VETERAN Melbourne lawyer Alex Lewenberg has been found guilty of professional misconduct for telling a child sex abuse victim that Jews should not help police prosecute other Jews.
A judgment by the Victorian Civil and Administrative Tribunal (VCAT) condemned Lewenberg’s conduct after finding that on two occasions the high-profile criminal lawyer had told the victim Jews should not inform on other Jews to the authorities.
In her judgment, VCAT Judge Pamela Jenkins found Lewenberg “believes that fellow Jews should ‘stick together’ and not assist the secular authorities one against another”.
She ruled such a view “is antithetical to the principle of equality before the law, so fundamental to a democratic society such as Australia”.
Picking up on an argument by Nicholas Green QC who represented the Victorian Legal Services Commissioner at the March 15 hearing, the judge stated “it is as if the blindfold of Justitia, the goddess of justice, were effectively removed so that she can distinguish the Jewish defendant from the non-Jewish defendant and subjectively accord favourable treatment to the former. Such a notion is, of course, completely intolerable and ought to be eschewed by every member of the legal profession”.
During a hearing in the Melbourne Magistrates Court on September 6, 2011, to determine bail for now convicted and imprisoned child sex offender David Cyprys, Lewenberg, who was Cyprys’s lawyer, was heard to dispute an assertion to the court that Cyprys could flee to Israel under its Law of Return.
The complainant, a child sex abuse victim known publicly only as AVB, had raised that assertion, which Lewenberg apparently believed to be incorrect information, and which was then offered to the court. Lewenberg turned to Cyprys’s father and stated it was “most disappointing when a person who has nothing to do with the case and being a fellow Jew does wilfully seek to hinder another Jew in his defence of criminal charges”.
VCAT was told Lewenberg’s remarks in court were circulated quickly and widely throughout the Orthodox Jewish community and caused AVB further suffering.
On October 6, 2011, in a phone conversation with AVB, Lewenberg told him “there is a tradition … that you do not assist against [the people of] Abraham”. Lewenberg observed to AVB that the “moser [informant]” principle “is well-known”.
VCAT heard Lewenberg does not dispute the facts of the case.

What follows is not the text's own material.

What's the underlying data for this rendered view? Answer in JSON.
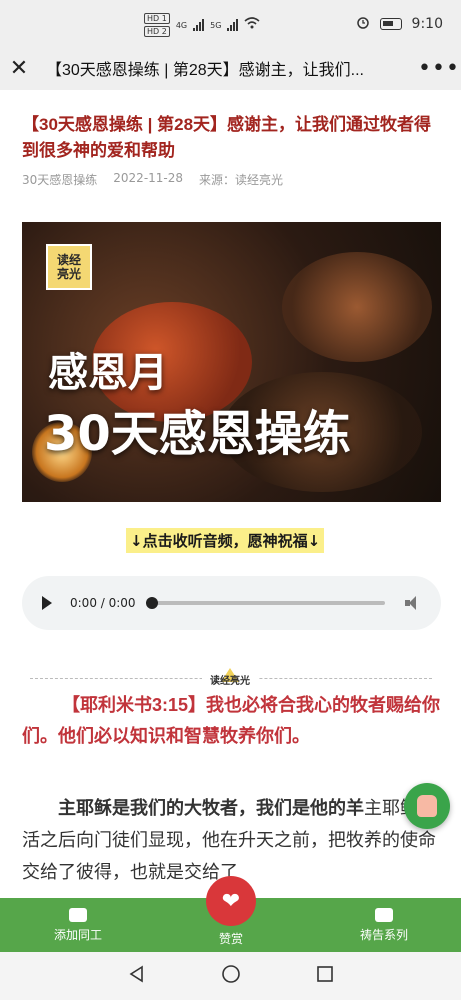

He admitted to two charges of common-law misconduct but was unsuccessful in contesting the “professional misconduct” charges.
Judge Jenkins stated Lewenberg “accepts that what he did was clearly wrong”.
In an unrelated matter in 1989, Lewenberg was fined $3000 and had his practising certificate cancelled for two years. Judge Jenkins will hear submissions on sanctions for Lewenberg later this month.